Nvidia has announced the release of its latest parallel programming platform, CUDA 6, bringing support for unified memory, drop-in libraries and scaling across multiple graphics processors.
Nvidia's CUDA 6 adds support for unified memory models, solving a major bottleneck with tasks that need to operate on both the CPU and the GPU.
CUDA, the Compute Unified Device Architecture, is Nvidia's secret source for general-purpose GPU (GPGPU) coding. A rival to the Khronos Group's OpenCL, CUDA offers the ability to write code which can be executed in parallel on Nvidia graphics processors - greatly accelerating parallelisable tasks, and making Nvidia GPUs a common choice for high-performance computing (HPC) and supercomputing projects. The latest TOP500 list of the world's most powerful supercomputers sees 38 of the 500 using Nvidia GPU-based accelerators, with just two using AMD's rival Radeon boards and 13 using Intel's Many Integrated Core (MIC) x86 Xeon Phi boards.

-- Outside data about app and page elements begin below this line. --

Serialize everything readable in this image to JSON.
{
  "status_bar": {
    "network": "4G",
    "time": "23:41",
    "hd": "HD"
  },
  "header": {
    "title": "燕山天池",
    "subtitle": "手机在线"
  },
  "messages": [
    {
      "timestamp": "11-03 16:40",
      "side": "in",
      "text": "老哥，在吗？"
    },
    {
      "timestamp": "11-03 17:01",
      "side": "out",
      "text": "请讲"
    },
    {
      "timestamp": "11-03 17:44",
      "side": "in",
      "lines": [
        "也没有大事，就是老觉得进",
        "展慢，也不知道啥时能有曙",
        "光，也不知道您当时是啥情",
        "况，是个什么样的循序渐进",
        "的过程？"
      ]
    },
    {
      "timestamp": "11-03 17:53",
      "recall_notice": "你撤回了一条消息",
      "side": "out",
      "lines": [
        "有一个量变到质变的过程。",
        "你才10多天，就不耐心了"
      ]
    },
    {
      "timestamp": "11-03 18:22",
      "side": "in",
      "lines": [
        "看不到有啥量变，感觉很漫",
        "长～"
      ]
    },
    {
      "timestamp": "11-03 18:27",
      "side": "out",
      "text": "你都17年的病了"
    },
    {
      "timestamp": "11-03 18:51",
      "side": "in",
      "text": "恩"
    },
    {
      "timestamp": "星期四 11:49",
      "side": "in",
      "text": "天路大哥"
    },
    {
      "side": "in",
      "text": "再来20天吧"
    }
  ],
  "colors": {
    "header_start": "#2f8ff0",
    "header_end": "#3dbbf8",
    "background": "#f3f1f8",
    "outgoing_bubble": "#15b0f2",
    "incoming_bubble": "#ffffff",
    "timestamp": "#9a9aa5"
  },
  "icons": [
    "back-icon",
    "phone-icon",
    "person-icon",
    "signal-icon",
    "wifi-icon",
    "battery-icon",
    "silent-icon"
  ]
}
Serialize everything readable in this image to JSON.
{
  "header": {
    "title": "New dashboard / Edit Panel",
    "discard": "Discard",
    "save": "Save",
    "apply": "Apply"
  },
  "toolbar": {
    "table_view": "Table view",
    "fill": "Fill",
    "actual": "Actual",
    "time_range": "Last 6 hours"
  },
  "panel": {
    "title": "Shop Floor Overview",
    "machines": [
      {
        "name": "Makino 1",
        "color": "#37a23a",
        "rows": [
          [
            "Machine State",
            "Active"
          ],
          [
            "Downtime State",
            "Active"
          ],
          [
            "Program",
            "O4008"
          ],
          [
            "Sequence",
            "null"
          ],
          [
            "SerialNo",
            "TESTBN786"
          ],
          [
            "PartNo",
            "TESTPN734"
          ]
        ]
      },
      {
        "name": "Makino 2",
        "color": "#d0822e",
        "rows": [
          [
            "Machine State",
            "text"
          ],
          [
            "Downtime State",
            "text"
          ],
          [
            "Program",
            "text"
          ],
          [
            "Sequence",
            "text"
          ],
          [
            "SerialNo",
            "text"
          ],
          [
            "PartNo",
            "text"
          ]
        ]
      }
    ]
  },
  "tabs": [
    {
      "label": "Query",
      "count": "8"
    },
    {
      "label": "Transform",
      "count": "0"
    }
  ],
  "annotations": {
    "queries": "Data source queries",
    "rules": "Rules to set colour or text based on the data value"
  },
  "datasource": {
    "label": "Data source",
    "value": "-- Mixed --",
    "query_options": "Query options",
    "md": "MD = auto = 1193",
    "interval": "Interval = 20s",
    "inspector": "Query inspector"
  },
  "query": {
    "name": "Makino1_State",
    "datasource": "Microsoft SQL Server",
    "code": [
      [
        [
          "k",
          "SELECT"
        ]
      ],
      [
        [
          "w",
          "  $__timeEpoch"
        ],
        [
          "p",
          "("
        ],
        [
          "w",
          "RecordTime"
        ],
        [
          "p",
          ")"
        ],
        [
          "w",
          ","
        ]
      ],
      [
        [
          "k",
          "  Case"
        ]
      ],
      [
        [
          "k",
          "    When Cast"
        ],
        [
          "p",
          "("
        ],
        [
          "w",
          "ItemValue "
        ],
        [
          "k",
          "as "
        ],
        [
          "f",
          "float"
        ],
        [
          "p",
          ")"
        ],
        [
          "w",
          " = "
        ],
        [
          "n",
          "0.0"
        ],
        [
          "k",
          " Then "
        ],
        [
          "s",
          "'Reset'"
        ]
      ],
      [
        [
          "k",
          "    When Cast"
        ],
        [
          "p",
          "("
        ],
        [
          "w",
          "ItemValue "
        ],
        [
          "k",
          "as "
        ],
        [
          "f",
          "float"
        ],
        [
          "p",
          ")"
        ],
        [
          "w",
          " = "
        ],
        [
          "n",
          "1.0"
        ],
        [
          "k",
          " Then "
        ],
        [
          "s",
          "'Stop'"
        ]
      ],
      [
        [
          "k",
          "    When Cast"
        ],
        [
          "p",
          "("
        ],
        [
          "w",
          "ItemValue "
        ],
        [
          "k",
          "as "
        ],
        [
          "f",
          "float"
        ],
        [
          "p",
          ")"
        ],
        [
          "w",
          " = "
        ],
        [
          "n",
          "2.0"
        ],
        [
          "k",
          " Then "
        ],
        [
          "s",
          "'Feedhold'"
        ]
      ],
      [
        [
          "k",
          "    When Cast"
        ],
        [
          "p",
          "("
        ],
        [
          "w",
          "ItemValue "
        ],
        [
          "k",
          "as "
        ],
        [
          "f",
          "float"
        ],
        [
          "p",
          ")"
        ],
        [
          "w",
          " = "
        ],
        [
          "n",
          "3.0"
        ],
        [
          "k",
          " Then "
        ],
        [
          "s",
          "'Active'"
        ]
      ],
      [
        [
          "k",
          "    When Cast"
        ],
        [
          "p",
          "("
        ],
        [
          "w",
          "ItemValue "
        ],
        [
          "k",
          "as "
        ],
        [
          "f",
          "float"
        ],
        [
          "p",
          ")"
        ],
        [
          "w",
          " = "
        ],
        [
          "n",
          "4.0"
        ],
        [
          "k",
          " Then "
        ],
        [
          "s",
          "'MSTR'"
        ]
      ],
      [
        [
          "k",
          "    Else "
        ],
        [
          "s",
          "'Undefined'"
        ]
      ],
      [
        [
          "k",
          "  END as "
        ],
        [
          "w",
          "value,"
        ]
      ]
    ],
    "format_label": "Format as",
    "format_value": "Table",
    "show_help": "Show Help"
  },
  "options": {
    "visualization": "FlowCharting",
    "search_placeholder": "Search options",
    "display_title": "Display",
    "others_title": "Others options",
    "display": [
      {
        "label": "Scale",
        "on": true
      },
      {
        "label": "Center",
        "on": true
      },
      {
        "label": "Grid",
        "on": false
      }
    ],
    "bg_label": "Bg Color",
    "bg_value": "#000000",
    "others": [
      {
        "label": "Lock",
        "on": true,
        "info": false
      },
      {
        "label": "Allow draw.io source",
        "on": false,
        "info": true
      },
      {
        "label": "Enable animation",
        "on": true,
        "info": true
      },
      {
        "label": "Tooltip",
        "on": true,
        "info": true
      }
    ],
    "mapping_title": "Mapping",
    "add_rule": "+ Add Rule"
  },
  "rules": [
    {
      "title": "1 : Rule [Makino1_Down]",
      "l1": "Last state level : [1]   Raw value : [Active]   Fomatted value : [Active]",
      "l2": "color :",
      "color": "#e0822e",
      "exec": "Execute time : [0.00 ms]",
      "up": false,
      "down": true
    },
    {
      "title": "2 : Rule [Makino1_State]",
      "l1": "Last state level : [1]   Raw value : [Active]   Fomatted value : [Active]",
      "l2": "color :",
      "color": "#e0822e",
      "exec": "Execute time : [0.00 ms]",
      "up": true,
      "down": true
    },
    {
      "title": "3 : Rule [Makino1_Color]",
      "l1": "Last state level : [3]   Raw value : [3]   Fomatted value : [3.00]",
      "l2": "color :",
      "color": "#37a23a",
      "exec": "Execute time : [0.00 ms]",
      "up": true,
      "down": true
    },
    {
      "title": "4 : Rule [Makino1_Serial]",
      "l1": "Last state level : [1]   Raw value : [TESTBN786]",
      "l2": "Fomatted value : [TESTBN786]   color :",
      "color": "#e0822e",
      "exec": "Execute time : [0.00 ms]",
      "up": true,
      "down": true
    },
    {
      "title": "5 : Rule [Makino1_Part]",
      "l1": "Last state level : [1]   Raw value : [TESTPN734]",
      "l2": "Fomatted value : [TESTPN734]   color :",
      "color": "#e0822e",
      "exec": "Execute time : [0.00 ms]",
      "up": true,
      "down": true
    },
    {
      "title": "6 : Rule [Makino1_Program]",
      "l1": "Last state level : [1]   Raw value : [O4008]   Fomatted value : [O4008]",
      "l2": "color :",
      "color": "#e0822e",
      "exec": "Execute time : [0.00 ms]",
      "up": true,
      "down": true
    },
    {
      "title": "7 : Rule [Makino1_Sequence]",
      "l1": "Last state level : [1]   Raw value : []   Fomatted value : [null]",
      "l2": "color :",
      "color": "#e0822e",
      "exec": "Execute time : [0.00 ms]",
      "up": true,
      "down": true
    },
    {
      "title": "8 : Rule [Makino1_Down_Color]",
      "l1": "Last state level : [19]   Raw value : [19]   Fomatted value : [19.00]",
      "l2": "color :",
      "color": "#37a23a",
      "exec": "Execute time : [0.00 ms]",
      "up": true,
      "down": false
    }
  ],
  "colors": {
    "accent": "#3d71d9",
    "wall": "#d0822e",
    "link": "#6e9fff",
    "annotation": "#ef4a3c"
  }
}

The biggest change in CUDA 6 is designed to simplified writing code that can run on both the GPU and CPU while boosting performance: unified memory. Under CUDA 6, Nvidia explains, applications can access both CPU and GPU memory without the need to transfer data from one to the other - addressing a major bottleneck that can cripple the performance of CUDA-based GPGPU applications. Rival AMD has shown a similar progression in its hUMA model
but CUDA 6 marks the first time Nvidia has supported it for GPGPU applications.
The new release also introduces drop-in libraries for basic linear algebra subprograms (BLAS) and fast Fourier transform (FFT), allowing developers to get a claimed eight-fold performance boost on these common calculation types simply by replacing their existing CPU-driven libraries with those provided in the SDK. The reason for the eight-fold figure? The new libraries allow for automatic performance scaling over up to eight GPUs in a single node - two for the FFTW library - offering, assuming you pick up Nvidia's top-end accelerator, up to nine teraflops of double-precision performance and support for workloads of up to 512GB.
The new CUDA toolkit is available to download as a release candidate now from the official website